Records supplied below:

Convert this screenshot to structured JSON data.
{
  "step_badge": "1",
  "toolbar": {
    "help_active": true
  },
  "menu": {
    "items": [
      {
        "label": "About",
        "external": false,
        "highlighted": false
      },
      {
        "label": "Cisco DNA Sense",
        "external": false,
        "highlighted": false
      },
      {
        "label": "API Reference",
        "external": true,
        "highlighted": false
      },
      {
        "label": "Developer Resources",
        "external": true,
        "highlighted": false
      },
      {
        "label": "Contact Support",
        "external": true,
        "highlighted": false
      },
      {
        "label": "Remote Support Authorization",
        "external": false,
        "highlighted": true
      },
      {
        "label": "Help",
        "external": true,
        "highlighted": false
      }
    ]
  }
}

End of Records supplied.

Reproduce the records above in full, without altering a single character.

Convert this screenshot to structured JSON data.
{
  "step_badge": "1",
  "toolbar": {
    "help_active": true
  },
  "menu": {
    "items": [
      {
        "label": "About",
        "external": false,
        "highlighted": false
      },
      {
        "label": "Cisco DNA Sense",
        "external": false,
        "highlighted": false
      },
      {
        "label": "API Reference",
        "external": true,
        "highlighted": false
      },
      {
        "label": "Developer Resources",
        "external": true,
        "highlighted": false
      },
      {
        "label": "Contact Support",
        "external": true,
        "highlighted": false
      },
      {
        "label": "Remote Support Authorization",
        "external": false,
        "highlighted": true
      },
      {
        "label": "Help",
        "external": true,
        "highlighted": false
      }
    ]
  }
}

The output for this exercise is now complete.